=== SUPPLIED ENTRIES ===

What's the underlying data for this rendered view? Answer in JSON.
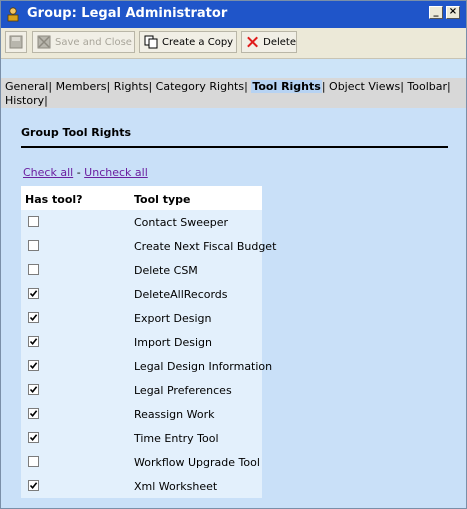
{
  "window": {
    "title": "Group: Legal Administrator",
    "titlebar_color": "#1f55c9",
    "minimize_glyph": "_",
    "close_glyph": "×"
  },
  "toolbar": {
    "save_close_label": "Save and Close",
    "create_copy_label": "Create a Copy",
    "delete_label": "Delete"
  },
  "tabs": [
    {
      "label": "General"
    },
    {
      "label": "Members"
    },
    {
      "label": "Rights"
    },
    {
      "label": "Category Rights"
    },
    {
      "label": "Tool Rights"
    },
    {
      "label": "Object Views"
    },
    {
      "label": "Toolbar"
    },
    {
      "label": "History"
    }
  ],
  "active_tab": "Tool Rights",
  "section": {
    "title": "Group Tool Rights",
    "check_all_label": "Check all",
    "link_separator": "-",
    "uncheck_all_label": "Uncheck all"
  },
  "table": {
    "headers": {
      "has_tool": "Has tool?",
      "tool_type": "Tool type"
    },
    "rows": [
      {
        "tool": "Contact Sweeper",
        "checked": false
      },
      {
        "tool": "Create Next Fiscal Budget",
        "checked": false
      },
      {
        "tool": "Delete CSM",
        "checked": false
      },
      {
        "tool": "DeleteAllRecords",
        "checked": true
      },
      {
        "tool": "Export Design",
        "checked": true
      },
      {
        "tool": "Import Design",
        "checked": true
      },
      {
        "tool": "Legal Design Information",
        "checked": true
      },
      {
        "tool": "Legal Preferences",
        "checked": true
      },
      {
        "tool": "Reassign Work",
        "checked": true
      },
      {
        "tool": "Time Entry Tool",
        "checked": true
      },
      {
        "tool": "Workflow Upgrade Tool",
        "checked": false
      },
      {
        "tool": "Xml Worksheet",
        "checked": true
      }
    ]
  }
}
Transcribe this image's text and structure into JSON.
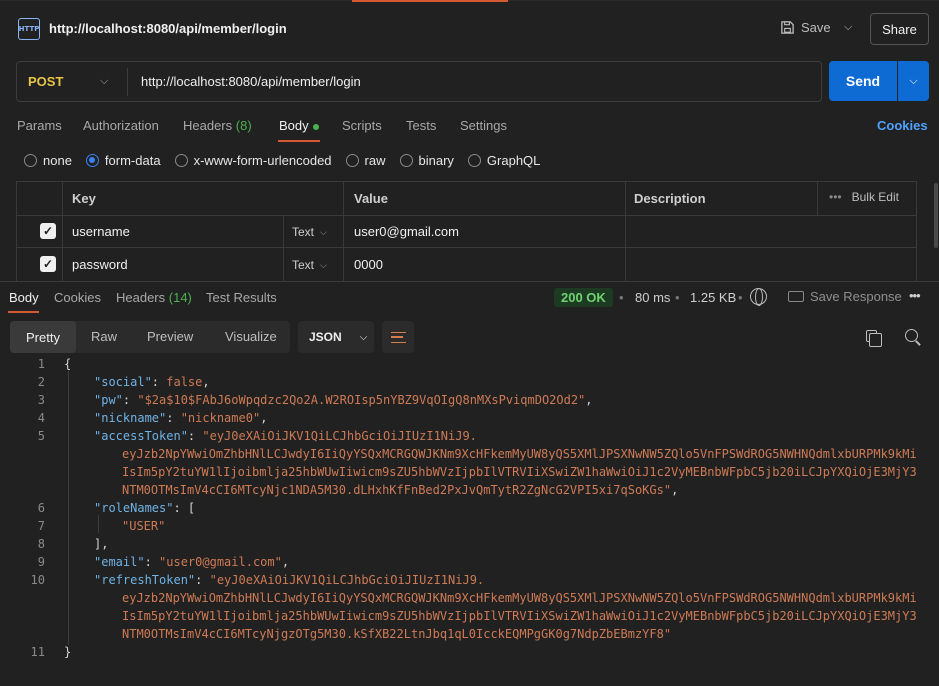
{
  "header": {
    "icon_text": "HTTP",
    "title": "http://localhost:8080/api/member/login",
    "save_label": "Save",
    "share_label": "Share"
  },
  "request": {
    "method": "POST",
    "url": "http://localhost:8080/api/member/login",
    "send_label": "Send",
    "tabs": [
      {
        "label": "Params"
      },
      {
        "label": "Authorization"
      },
      {
        "label": "Headers",
        "count": "(8)"
      },
      {
        "label": "Body"
      },
      {
        "label": "Scripts"
      },
      {
        "label": "Tests"
      },
      {
        "label": "Settings"
      }
    ],
    "cookies_label": "Cookies",
    "body_types": [
      "none",
      "form-data",
      "x-www-form-urlencoded",
      "raw",
      "binary",
      "GraphQL"
    ],
    "selected_body_type": "form-data",
    "table": {
      "headers": {
        "key": "Key",
        "value": "Value",
        "description": "Description",
        "bulk_edit": "Bulk Edit"
      },
      "rows": [
        {
          "checked": true,
          "key": "username",
          "type": "Text",
          "value": "user0@gmail.com",
          "description": ""
        },
        {
          "checked": true,
          "key": "password",
          "type": "Text",
          "value": "0000",
          "description": ""
        }
      ]
    }
  },
  "response": {
    "tabs": [
      {
        "label": "Body"
      },
      {
        "label": "Cookies"
      },
      {
        "label": "Headers",
        "count": "(14)"
      },
      {
        "label": "Test Results"
      }
    ],
    "status": "200 OK",
    "time": "80 ms",
    "size": "1.25 KB",
    "save_response_label": "Save Response",
    "views": [
      "Pretty",
      "Raw",
      "Preview",
      "Visualize"
    ],
    "format": "JSON",
    "line_numbers": [
      "1",
      "2",
      "3",
      "4",
      "5",
      "6",
      "7",
      "8",
      "9",
      "10",
      "11"
    ],
    "json": {
      "social": "false",
      "pw": "\"$2a$10$FAbJ6oWpqdzc2Qo2A.W2ROIsp5nYBZ9VqOIgQ8nMXsPviqmDO2Od2\"",
      "nickname": "\"nickname0\"",
      "accessToken_lines": [
        "\"eyJ0eXAiOiJKV1QiLCJhbGciOiJIUzI1NiJ9.",
        "eyJzb2NpYWwiOmZhbHNlLCJwdyI6IiQyYSQxMCRGQWJKNm9XcHFkemMyUW8yQS5XMlJPSXNwNW5ZQlo5VnFPSWdROG5NWHNQdmlxbURPMk9kMi",
        "IsIm5pY2tuYW1lIjoibmlja25hbWUwIiwicm9sZU5hbWVzIjpbIlVTRVIiXSwiZW1haWwiOiJ1c2VyMEBnbWFpbC5jb20iLCJpYXQiOjE3MjY3",
        "NTM0OTMsImV4cCI6MTcyNjc1NDA5M30.dLHxhKfFnBed2PxJvQmTytR2ZgNcG2VPI5xi7qSoKGs\""
      ],
      "roleNames_item": "\"USER\"",
      "email": "\"user0@gmail.com\"",
      "refreshToken_lines": [
        "\"eyJ0eXAiOiJKV1QiLCJhbGciOiJIUzI1NiJ9.",
        "eyJzb2NpYWwiOmZhbHNlLCJwdyI6IiQyYSQxMCRGQWJKNm9XcHFkemMyUW8yQS5XMlJPSXNwNW5ZQlo5VnFPSWdROG5NWHNQdmlxbURPMk9kMi",
        "IsIm5pY2tuYW1lIjoibmlja25hbWUwIiwicm9sZU5hbWVzIjpbIlVTRVIiXSwiZW1haWwiOiJ1c2VyMEBnbWFpbC5jb20iLCJpYXQiOjE3MjY3",
        "NTM0OTMsImV4cCI6MTcyNjgzOTg5M30.kSfXB22LtnJbq1qL0IcckEQMPgGK0g7NdpZbEBmzYF8\""
      ]
    }
  },
  "colors": {
    "accent": "#d65a31",
    "send": "#0f6bd4",
    "method": "#e8c547",
    "status": "#6fd36f",
    "json_key": "#6fb3e6",
    "json_string": "#ce7a55"
  }
}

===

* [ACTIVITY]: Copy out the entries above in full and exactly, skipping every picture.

* [TASK ANSWER]:
What's the underlying data for this rendered view? Answer in JSON.
{
  "window": {
    "title": "Group: Legal Administrator",
    "titlebar_color": "#1f55c9",
    "minimize_glyph": "_",
    "close_glyph": "×"
  },
  "toolbar": {
    "save_close_label": "Save and Close",
    "create_copy_label": "Create a Copy",
    "delete_label": "Delete"
  },
  "tabs": [
    {
      "label": "General"
    },
    {
      "label": "Members"
    },
    {
      "label": "Rights"
    },
    {
      "label": "Category Rights"
    },
    {
      "label": "Tool Rights"
    },
    {
      "label": "Object Views"
    },
    {
      "label": "Toolbar"
    },
    {
      "label": "History"
    }
  ],
  "active_tab": "Tool Rights",
  "section": {
    "title": "Group Tool Rights",
    "check_all_label": "Check all",
    "link_separator": "-",
    "uncheck_all_label": "Uncheck all"
  },
  "table": {
    "headers": {
      "has_tool": "Has tool?",
      "tool_type": "Tool type"
    },
    "rows": [
      {
        "tool": "Contact Sweeper",
        "checked": false
      },
      {
        "tool": "Create Next Fiscal Budget",
        "checked": false
      },
      {
        "tool": "Delete CSM",
        "checked": false
      },
      {
        "tool": "DeleteAllRecords",
        "checked": true
      },
      {
        "tool": "Export Design",
        "checked": true
      },
      {
        "tool": "Import Design",
        "checked": true
      },
      {
        "tool": "Legal Design Information",
        "checked": true
      },
      {
        "tool": "Legal Preferences",
        "checked": true
      },
      {
        "tool": "Reassign Work",
        "checked": true
      },
      {
        "tool": "Time Entry Tool",
        "checked": true
      },
      {
        "tool": "Workflow Upgrade Tool",
        "checked": false
      },
      {
        "tool": "Xml Worksheet",
        "checked": true
      }
    ]
  }
}
Transcribe this image's text and structure into JSON.
{
  "header": {
    "icon_text": "HTTP",
    "title": "http://localhost:8080/api/member/login",
    "save_label": "Save",
    "share_label": "Share"
  },
  "request": {
    "method": "POST",
    "url": "http://localhost:8080/api/member/login",
    "send_label": "Send",
    "tabs": [
      {
        "label": "Params"
      },
      {
        "label": "Authorization"
      },
      {
        "label": "Headers",
        "count": "(8)"
      },
      {
        "label": "Body"
      },
      {
        "label": "Scripts"
      },
      {
        "label": "Tests"
      },
      {
        "label": "Settings"
      }
    ],
    "cookies_label": "Cookies",
    "body_types": [
      "none",
      "form-data",
      "x-www-form-urlencoded",
      "raw",
      "binary",
      "GraphQL"
    ],
    "selected_body_type": "form-data",
    "table": {
      "headers": {
        "key": "Key",
        "value": "Value",
        "description": "Description",
        "bulk_edit": "Bulk Edit"
      },
      "rows": [
        {
          "checked": true,
          "key": "username",
          "type": "Text",
          "value": "user0@gmail.com",
          "description": ""
        },
        {
          "checked": true,
          "key": "password",
          "type": "Text",
          "value": "0000",
          "description": ""
        }
      ]
    }
  },
  "response": {
    "tabs": [
      {
        "label": "Body"
      },
      {
        "label": "Cookies"
      },
      {
        "label": "Headers",
        "count": "(14)"
      },
      {
        "label": "Test Results"
      }
    ],
    "status": "200 OK",
    "time": "80 ms",
    "size": "1.25 KB",
    "save_response_label": "Save Response",
    "views": [
      "Pretty",
      "Raw",
      "Preview",
      "Visualize"
    ],
    "format": "JSON",
    "line_numbers": [
      "1",
      "2",
      "3",
      "4",
      "5",
      "6",
      "7",
      "8",
      "9",
      "10",
      "11"
    ],
    "json": {
      "social": "false",
      "pw": "\"$2a$10$FAbJ6oWpqdzc2Qo2A.W2ROIsp5nYBZ9VqOIgQ8nMXsPviqmDO2Od2\"",
      "nickname": "\"nickname0\"",
      "accessToken_lines": [
        "\"eyJ0eXAiOiJKV1QiLCJhbGciOiJIUzI1NiJ9.",
        "eyJzb2NpYWwiOmZhbHNlLCJwdyI6IiQyYSQxMCRGQWJKNm9XcHFkemMyUW8yQS5XMlJPSXNwNW5ZQlo5VnFPSWdROG5NWHNQdmlxbURPMk9kMi",
        "IsIm5pY2tuYW1lIjoibmlja25hbWUwIiwicm9sZU5hbWVzIjpbIlVTRVIiXSwiZW1haWwiOiJ1c2VyMEBnbWFpbC5jb20iLCJpYXQiOjE3MjY3",
        "NTM0OTMsImV4cCI6MTcyNjc1NDA5M30.dLHxhKfFnBed2PxJvQmTytR2ZgNcG2VPI5xi7qSoKGs\""
      ],
      "roleNames_item": "\"USER\"",
      "email": "\"user0@gmail.com\"",
      "refreshToken_lines": [
        "\"eyJ0eXAiOiJKV1QiLCJhbGciOiJIUzI1NiJ9.",
        "eyJzb2NpYWwiOmZhbHNlLCJwdyI6IiQyYSQxMCRGQWJKNm9XcHFkemMyUW8yQS5XMlJPSXNwNW5ZQlo5VnFPSWdROG5NWHNQdmlxbURPMk9kMi",
        "IsIm5pY2tuYW1lIjoibmlja25hbWUwIiwicm9sZU5hbWVzIjpbIlVTRVIiXSwiZW1haWwiOiJ1c2VyMEBnbWFpbC5jb20iLCJpYXQiOjE3MjY3",
        "NTM0OTMsImV4cCI6MTcyNjgzOTg5M30.kSfXB22LtnJbq1qL0IcckEQMPgGK0g7NdpZbEBmzYF8\""
      ]
    }
  },
  "colors": {
    "accent": "#d65a31",
    "send": "#0f6bd4",
    "method": "#e8c547",
    "status": "#6fd36f",
    "json_key": "#6fb3e6",
    "json_string": "#ce7a55"
  }
}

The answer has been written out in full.